The main discrepancy with this album is that the second half sounds like it is another set altogether. The love songs and smooth tracks we have heard thus far are replaced in dramatic fashion with track 5 (the first track on the second half of the vinyl” “Innocent”/”Alex 9000″/”Innocent II”.
Alexander O’Neal was to be the original vocalist in the group created by Prince “The Time”. He never got as far to make any songs with them due to disagreements with Prince about one thing or another. Jimmy Jam & Terry Lewis were members of that band and when they left and went on to be the super producers they later became they went back to Alexander O’Neal and gave him most of his big hits.
With “Innocent” this is straight out of ‘The Time’. This is a synth rock funk song that O’Neal strangely sounds so comfortable on. As a long time fan of Alexander O’Neal it has always irked me that he has been pegged into the generic soul man who sings innocent songs (excuse the pun) about love and sweet things as I believe he is really a raunchy funkster more suited to the style of Rick James or even James Brown.
“Innocent” is quite explicit. It’s lyrics are O’Neal singing to a girl (which happens to be label mate Cherrelle who sings vocals on this song) about him desiring her because she is innocent. It’s not revealed how old she is but if you watch the music video the song takes on a new level of creepiness.
He is so forward in this song he actually sings the lyric
“Oh girl, why did you slap me?”
But I have to say I adore this song. I also love it’s longevity. The song goes on for over 10 minutes but it’s relentless funkiness is something I love to turn up and enjoy.
It’s such a departure from the previous track “Look At Us Now”. It seems to make no sense in it’s musical style or lyrical content to have such songs following each other but what it does it allows O’Neal to branch out.
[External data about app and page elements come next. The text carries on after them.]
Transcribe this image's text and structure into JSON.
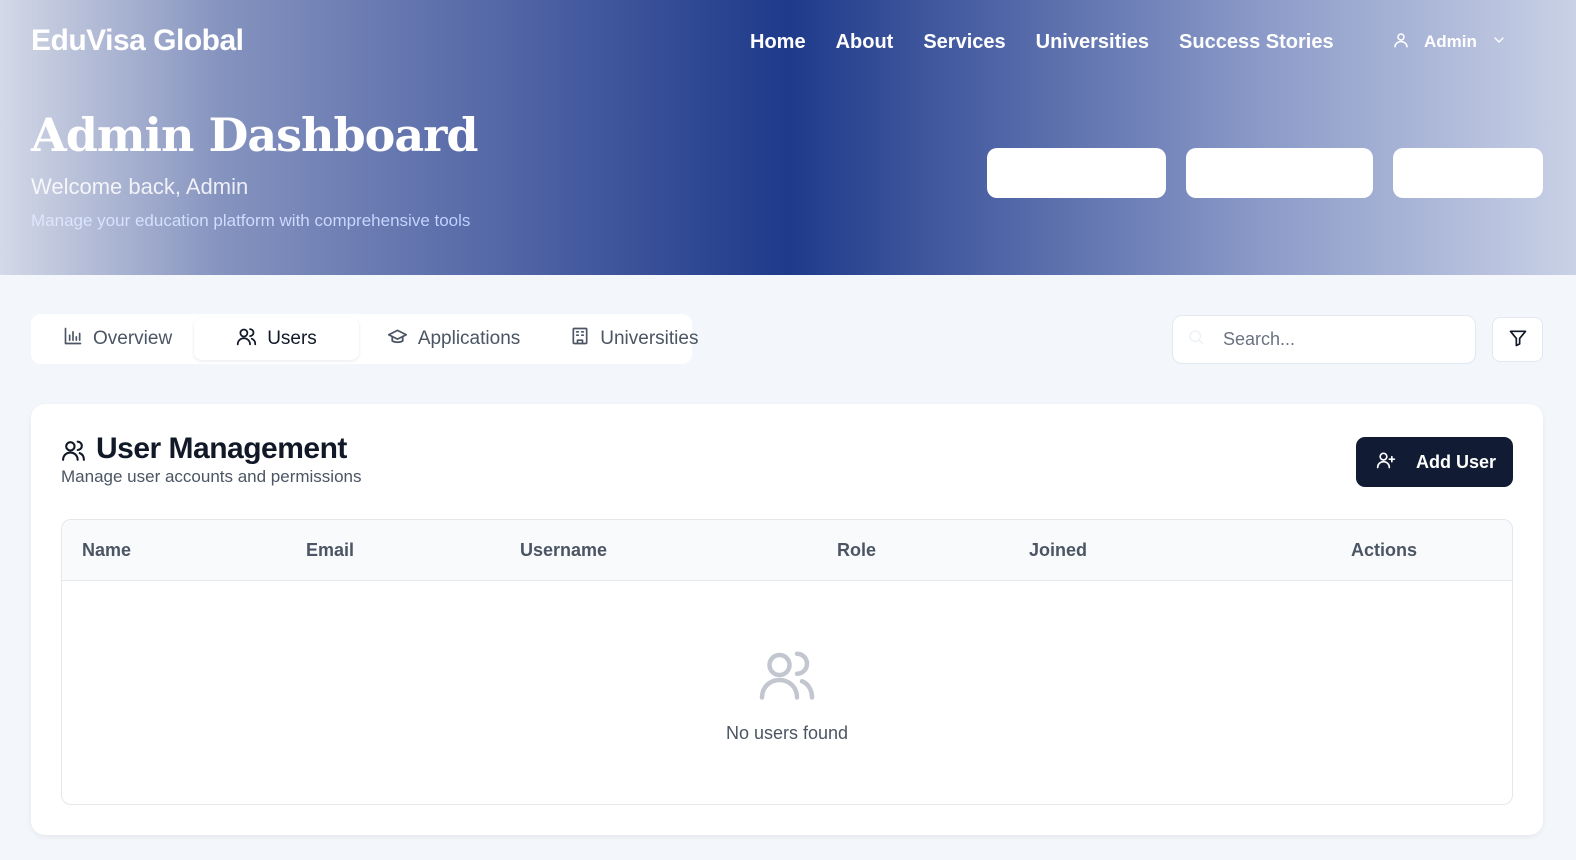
{
  "brand": "EduVisa Global",
  "nav": {
    "items": [
      "Home",
      "About",
      "Services",
      "Universities",
      "Success Stories"
    ],
    "user_label": "Admin",
    "user_icon": "user-icon",
    "dropdown_icon": "chevron-down-icon"
  },
  "hero": {
    "title": "Admin Dashboard",
    "welcome": "Welcome back, Admin",
    "tagline": "Manage your education platform with comprehensive tools",
    "action_buttons": [
      "",
      "",
      ""
    ]
  },
  "tabs": [
    {
      "label": "Overview",
      "icon": "bar-chart-icon",
      "active": false
    },
    {
      "label": "Users",
      "icon": "users-icon",
      "active": true
    },
    {
      "label": "Applications",
      "icon": "graduation-cap-icon",
      "active": false
    },
    {
      "label": "Universities",
      "icon": "building-icon",
      "active": false
    }
  ],
  "search": {
    "placeholder": "Search...",
    "value": "",
    "icon": "search-icon"
  },
  "filter": {
    "icon": "filter-icon"
  },
  "users_card": {
    "icon": "users-icon",
    "title": "User Management",
    "subtitle": "Manage user accounts and permissions",
    "add_button": {
      "label": "Add User",
      "icon": "user-plus-icon"
    },
    "columns": [
      "Name",
      "Email",
      "Username",
      "Role",
      "Joined",
      "Actions"
    ],
    "rows": [],
    "empty_state": {
      "icon": "users-icon",
      "message": "No users found"
    }
  },
  "colors": {
    "hero_gradient_center": "#1e3a8a",
    "primary_button": "#111c34",
    "page_background": "#f3f6fb"
  }
}
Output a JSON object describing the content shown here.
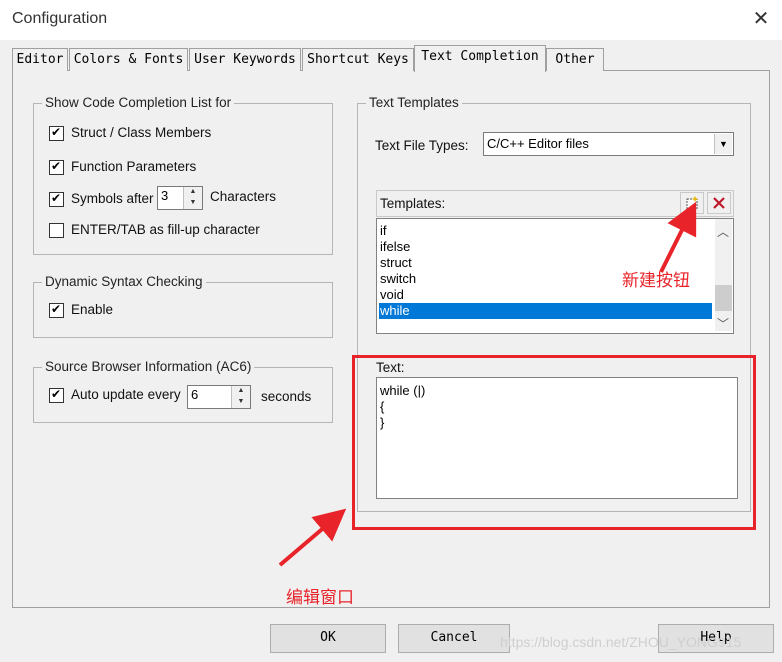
{
  "window": {
    "title": "Configuration",
    "close_glyph": "✕"
  },
  "tabs": [
    {
      "label": "Editor"
    },
    {
      "label": "Colors & Fonts"
    },
    {
      "label": "User Keywords"
    },
    {
      "label": "Shortcut Keys"
    },
    {
      "label": "Text Completion",
      "active": true
    },
    {
      "label": "Other"
    }
  ],
  "code_completion": {
    "legend": "Show Code Completion List for",
    "struct_members": {
      "label": "Struct / Class Members",
      "checked": true
    },
    "function_params": {
      "label": "Function Parameters",
      "checked": true
    },
    "symbols_after": {
      "label": "Symbols after",
      "value": "3",
      "suffix": "Characters",
      "checked": true
    },
    "enter_tab": {
      "label": "ENTER/TAB as fill-up character",
      "checked": false
    }
  },
  "syntax_checking": {
    "legend": "Dynamic Syntax Checking",
    "enable": {
      "label": "Enable",
      "checked": true
    }
  },
  "source_browser": {
    "legend": "Source Browser Information (AC6)",
    "auto_update": {
      "label": "Auto update every",
      "value": "6",
      "suffix": "seconds",
      "checked": true
    }
  },
  "text_templates": {
    "legend": "Text Templates",
    "file_types_label": "Text File Types:",
    "file_types_value": "C/C++ Editor files",
    "templates_label": "Templates:",
    "items": [
      "if",
      "ifelse",
      "struct",
      "switch",
      "void",
      "while"
    ],
    "selected": "while",
    "text_label": "Text:",
    "text_lines": [
      "while (|)",
      "{",
      "}"
    ],
    "new_icon": "new-template-icon",
    "delete_icon": "delete-template-icon"
  },
  "buttons": {
    "ok": "OK",
    "cancel": "Cancel",
    "help": "Help"
  },
  "annotations": {
    "new_button": "新建按钮",
    "edit_window": "编辑窗口"
  },
  "watermark": "https://blog.csdn.net/ZHOU_YONG915",
  "colors": {
    "annotation_red": "#e8242a",
    "selection_blue": "#0078d7"
  }
}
What the following track does is merge both smooth Alexander O’Neal and Funk Alexander O’Neal together with the wonderful “Whats Missing”.
This has be one of the best songs O’Neal ever made. It’s got that funk edge but it’s just a simple love song where O’Neal is confused to why his relationship is breaking down.
Similar to on “Do You Wanna Like I Do” he is the one trying to mend the relationship and ensure that it doesn’t fall apart. He seems unwilling to give up even though by his own admission the love seems to have gone.
‘Cause we used to have good love but now it’s gone
So girl, let’s try find out
A highlight of this track is the bridge where O’Neal takes a breath and sings relentlessly. It’s a well constructed track and highly enjoyable.
The album finishes with “You Were Meant To Be My Lady (Not My Girl)”. Yet again O’Neal delivers and it’s another track I think is fantastic although it sounds very out of place on this set.
It’s hard to believe that the first four tracks on this album were created at the same time as this song as it’s the most contemporary sounding song on the set and has stood the test of time well.
The song leans itself more towards the R&B side of O’Neal’s music but retains the funk edge that he seems very comfortable with. This song has the least cross over appeal but I think that is important to have on the album as he is staying closer to his musical roots and not pushing to appease all aspects of the pop music word.
It’s a song about meeting someone that you previously liked but realising that you were both not mature enough to have the relationship then but that has now changed.
Whilst the scale of O’Neal’s music would increase as Jam & Lewis took him to new heights with the follow up album “Hearsay” this debut album is all killer and no filler. There is not one bad song on the entire album.
Having just given a rating of 10 in my previous review I am reluctant to it again but quite simply this album is magnificent.